WINDHOEK – The Namibia University of Science and Technology (NUST) chancellor Peter Katjavivi has spoken out against the internal chaos and infighting that has rocked the university’s top echelons.
According to Katjavivi, a university rocked by infighting and internal administrative problems cannot focus and contribute meaningfully towards national challenges beyond its shortcomings.
“It is for this reason that there is a need to ensure our university continues to function on the basis of its rules and procedures as provided for in the Act of parliament that established NUST,” Katjavivi said when he addressed the university staff yesterday.
Of late, NUST experienced endless infighting and
irregularities over the advertising and appointing of a vice
chancellor (VC) to replace Tjama Tjivikua who left last year.
Tjivikua terminated his services and dropped a bombshell with accusations of factionalism threatening to rip the university apart.
In his resignation letter dated 1 March 2019 and addressed to the former chairperson of the NUST council Esi Schimming-Chase, higher education minister Itah Kandjii-Murangi was accused of interference.
Subsequently, Schimming-Chase also resigned in June last year, after she wrote a letter to Kandjii-Murangi expressing her disappointment because of the minister’s alleged continued interference in the university’s affairs.
Katjavivi cautioned that the university’s autonomous environment should ensure minimal external interference if the institution is to be managed professionally. “You can only do this if the university’s structures are not weakened but if they are, then it calls for external solutions to the university’s internal challenges. This usually breeds disharmony and a downward spiral movement for the institution. Therefore, this is a no-go area for any great institution like NUST,” he said.
Kandjii-Murangi in November inaugurated the new NUST external council members, whom she directed to kick off the process of appointing the vice chancellor with immediate effect.
In this regard, acting Vice Chancellor Morné Du Toit yesterday confirmed the new council took over the recruitment process in November.
“It is a topic that has dragged on for a long time.

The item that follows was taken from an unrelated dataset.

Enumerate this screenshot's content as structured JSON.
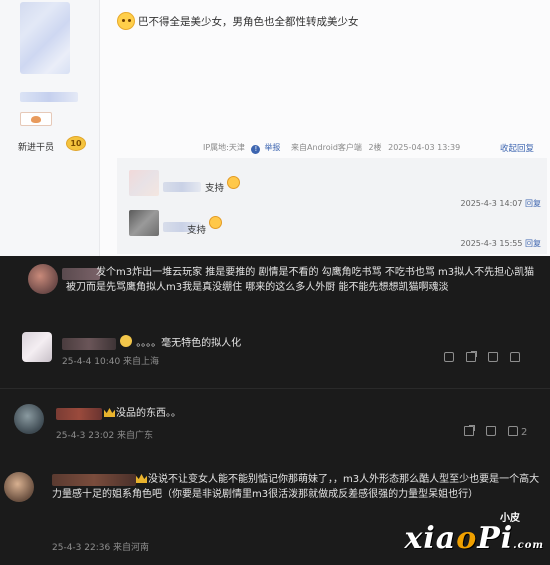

Last week, the search joint committee met again and an advertisement of the position was approved. The advert will go out this week. The closing date will be end of February. We hope the process will be concluded soon and I am hopeful we will conclude the process swiftly to have a VC,” Du Toit remarked.
On strengthening the university’s research capacity, Katjavivi said if NUST wants to be counted among the top universities, particularly in addressing the challenges confronting the nation, it should deepen the research and publication capacity.
According to him, this is especially significant now that the United Nations family has clearly outlined Sustainable Development Goals (SDGs) that every member country, including Namibia, has committed itself to.
Furthermore, as a member of the African Union and the Pan-African Parliament, he says Namibia is committed to the realisation of the African Union’s Agenda 2063.
Katjavivi said parliament will be embarking on a journey of monitoring and evaluating the implementation of SDGs, as well as AU Agenda 2063.
“In this regard, we are looking towards partnering with tertiary institutions in the country to undertake deeper research in these aspects. Very soon, we shall be knocking on the door of the vice chancellor to lend us some committed research intern students if resources permit,” he revealed.
Further, he noted since NUST is the country’s main university of science and technology, this caption should talk to the industrialisation of the country, adding NUST can only achieve this dream through innovation.
No-go area… NUST chancellor Peter Katjavivi.